A major in anthropology helps you build a strong foundation in critical thinking and analytical skills that applies to many academic and professional fields. Anthropologists work well with people from diverse cultural and ethnic backgrounds in addition to performing a number of specialized tasks, including market research and program analysis—skills and characteristics valuable to employers worldwide.
As a science, anthropology is divided into four subfields:
Archaeology considers human behavior based on the material remains left by prehistoric and historic peoples.
Cultural anthropology analyzes social and cultural phenomena such as religion, kinship systems, and political and economic structures.
Biological anthropology examines the biological characteristics of humankind, including the study of human fossils, genetics, and primates.
Linguistics (taught in the Department of English) seeks to understand language and the way people use it.
In this major, you will explore each area, gaining a deeper understanding of humanity as well as developing many valuable skills for working in our ever-expanding global society. A solid background of study in other subjects—biology, chemistry, geography, geology, history, languages (modern or ancient), natural resources, philosophy, physics, political science, psychology, or sociology—is also strongly recommended.

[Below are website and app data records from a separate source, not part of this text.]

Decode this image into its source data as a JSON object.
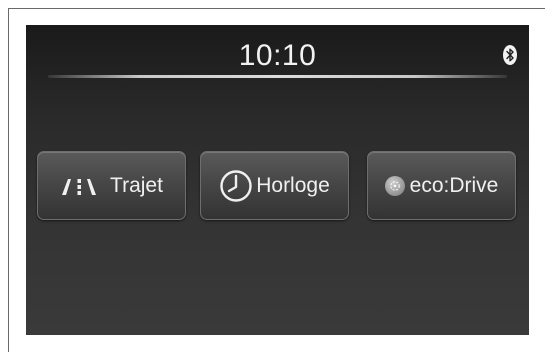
{
  "status_bar": {
    "time": "10:10",
    "bluetooth_icon": "bluetooth-icon"
  },
  "menu": {
    "buttons": [
      {
        "label": "Trajet",
        "icon": "road-lanes-icon"
      },
      {
        "label": "Horloge",
        "icon": "clock-icon"
      },
      {
        "label": "eco:Drive",
        "icon": "eco-drive-icon"
      }
    ]
  },
  "colors": {
    "screen_background": "#2a2a2a",
    "text": "#f0f0f0",
    "button_face": "#474747"
  }
}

Learn more about degree requirements and admission guidelines. Also find out how you can complete this degree in only three years.
For an extra challenge, consider our departmental honors program. Ball State’s Honors College also offers high-ability students an intellectually stimulating academic experience that enhances any major with unique student-driven, discussion-based courses, special learning and scholarship opportunities, and a close-knit living-learning community.